What’s driving the trend?
A number of factors appear to have combined to make it more difficult to secure home ownership.
Younger buyers constrained by insecure jobs, inadequate savings and mortgage rules are taking longer to get on the ladder. The average age of today’s first-time buyer is 34 – a big advance on the typical age of 29 a decade ago.
Access to credit and mortgage-lending rules, introduced in 2015, have also been a factor.
“Mortgage lending restrictions weren’t binding in other parts of the country but they were binding in Dublin, so it was harder to buy houses in Dublin,” notes McCartney.
Also, more people are single today than in previous generations, which in itself makes it more difficult to get on the housing ladder. For example, the number of “small” household units of one to two persons rose significantly between 2009 and 2013, and most of this increase was noted in Dublin.

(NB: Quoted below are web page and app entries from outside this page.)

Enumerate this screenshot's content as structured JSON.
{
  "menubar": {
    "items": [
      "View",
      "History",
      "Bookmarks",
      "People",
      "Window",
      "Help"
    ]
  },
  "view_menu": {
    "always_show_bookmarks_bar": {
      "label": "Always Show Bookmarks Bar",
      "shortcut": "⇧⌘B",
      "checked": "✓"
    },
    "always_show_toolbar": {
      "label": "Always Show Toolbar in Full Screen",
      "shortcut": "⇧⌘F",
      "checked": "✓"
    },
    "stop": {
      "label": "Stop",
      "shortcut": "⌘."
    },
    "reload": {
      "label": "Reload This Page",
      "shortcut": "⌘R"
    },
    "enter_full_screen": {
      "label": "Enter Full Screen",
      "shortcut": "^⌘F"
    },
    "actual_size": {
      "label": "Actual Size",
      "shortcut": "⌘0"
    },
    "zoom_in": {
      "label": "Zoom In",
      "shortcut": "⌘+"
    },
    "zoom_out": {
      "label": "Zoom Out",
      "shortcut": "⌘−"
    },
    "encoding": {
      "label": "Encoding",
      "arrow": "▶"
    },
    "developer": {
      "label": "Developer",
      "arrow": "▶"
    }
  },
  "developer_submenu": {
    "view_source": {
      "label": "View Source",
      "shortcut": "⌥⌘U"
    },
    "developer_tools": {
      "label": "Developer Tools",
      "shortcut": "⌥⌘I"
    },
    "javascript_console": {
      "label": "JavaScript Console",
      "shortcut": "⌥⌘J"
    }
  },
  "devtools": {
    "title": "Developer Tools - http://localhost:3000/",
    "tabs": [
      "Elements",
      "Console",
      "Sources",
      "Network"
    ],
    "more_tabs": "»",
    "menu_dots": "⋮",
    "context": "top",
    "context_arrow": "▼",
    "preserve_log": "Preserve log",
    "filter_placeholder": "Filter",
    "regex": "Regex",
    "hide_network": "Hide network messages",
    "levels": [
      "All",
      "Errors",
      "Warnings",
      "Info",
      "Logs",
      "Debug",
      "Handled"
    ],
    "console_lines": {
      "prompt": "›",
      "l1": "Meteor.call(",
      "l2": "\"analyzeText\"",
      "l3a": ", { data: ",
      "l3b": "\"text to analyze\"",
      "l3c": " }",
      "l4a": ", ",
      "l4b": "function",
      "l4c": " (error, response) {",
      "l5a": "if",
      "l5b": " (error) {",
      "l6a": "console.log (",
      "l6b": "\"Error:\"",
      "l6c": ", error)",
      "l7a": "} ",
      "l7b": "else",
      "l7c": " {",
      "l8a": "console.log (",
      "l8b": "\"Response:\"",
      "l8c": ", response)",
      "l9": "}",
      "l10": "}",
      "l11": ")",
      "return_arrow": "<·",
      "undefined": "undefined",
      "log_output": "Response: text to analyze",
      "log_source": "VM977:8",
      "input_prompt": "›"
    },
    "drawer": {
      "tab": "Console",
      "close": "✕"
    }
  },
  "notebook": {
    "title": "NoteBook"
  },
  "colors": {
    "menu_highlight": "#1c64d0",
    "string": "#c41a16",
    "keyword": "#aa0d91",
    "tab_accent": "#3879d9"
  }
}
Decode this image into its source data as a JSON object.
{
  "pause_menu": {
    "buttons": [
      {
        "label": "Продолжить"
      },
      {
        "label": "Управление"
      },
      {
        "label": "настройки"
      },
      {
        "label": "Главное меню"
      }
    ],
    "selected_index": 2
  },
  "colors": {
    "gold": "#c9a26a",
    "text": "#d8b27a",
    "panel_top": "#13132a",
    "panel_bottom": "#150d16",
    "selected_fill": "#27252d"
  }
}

Given that owning your own home is cheaper than renting in many parts of the State, even in Dublin, one might expect the slide not to be so significant.
Affordability, for example, has remained stable in recent years; the EBS DKM affordability index shows that a working couple now needs to spend 21 per cent of their after-tax income on mortgage repayments, down from 32 per cent in 2007.
Moreover, a survey from Daft.ie last year found that, in the capital, owning a one- or two-bedroom property was cheaper than renting, as is a three-bedroom home in west Dublin. So one possible conclusion could be that people are finding it difficult to get the funds together for a deposit on a home, rather than the wherewithal to pay the mortgage itself.
Of course it could also be a case that people have fallen out of love with the ideals of home ownership. Younger people may prefer the flexibility that renting offers; their older counterparts may have been burned by negative equity and arrears in the fall-out of the boom years.
Should we care?
The question then, if home ownership rates are slipping, should we, as a society, as an economy, care? The main economic argument for home ownership is that, in the words of Thomas Shapiro of Brandeis University, “it is by far the single most important way families accumulate wealth”.
A US survey in 2013, for example, found that a typical homeowner’s net worth was $195,400 (€184,280) while that of renter’s was just $5,400.
This is particularly true in Ireland. As McCartney notes, Irish people have a relatively low savings ratio because the mortgage has proven a de facto method of accumulating wealth over time.
This approach sees someone buy a house in their 20s or 30s, paying off their mortgage and retiring at the age of 60 to 65, then living rent free for the rest of their lives on a pretty modest pension.
“It’s pretty deeply embedded and is a pretty good workable system,” he says. “But this gets disrupted if you’re going to be renting for a longer portion of your life. How will you pay for accommodation costs when you retire?”
Those of us dependent on defined-contribution pensions to fund our retirement will struggle to live on these as it is, given current inadequate funding levels. If we have to pay rent as well, many of us could be looking at poverty in our senescence.
“We’re not really set up for long-term renting; there would need to be some pretty fundamental cultural shifts in terms of how ordinary households plan their finances through their life cycle before it could become a mainstream possibility,” says McCartney.
In countries such as Germany, rental markets are subject to much greater regulations which can help protect pensioners.
On the other side, given experiences post-boom, it could be argued that home ownership is only really beneficial when it is able to withstand shocks.
It could be that, to pardon the pun, a floor has been reached in falling home ownership figures. Mortgage approvals have jumped in the wake of the Governments’ Help to Buy scheme and looser lending rules, increasing by 41 per cent in the three months to the end of January, as first-time buyers flocked to get loans.
“There is a distinct possibility that the size of rental market has peaked,” says McCartney. If this is the case, we could expect to see the overall trajectory of home ownership trends reverse once more.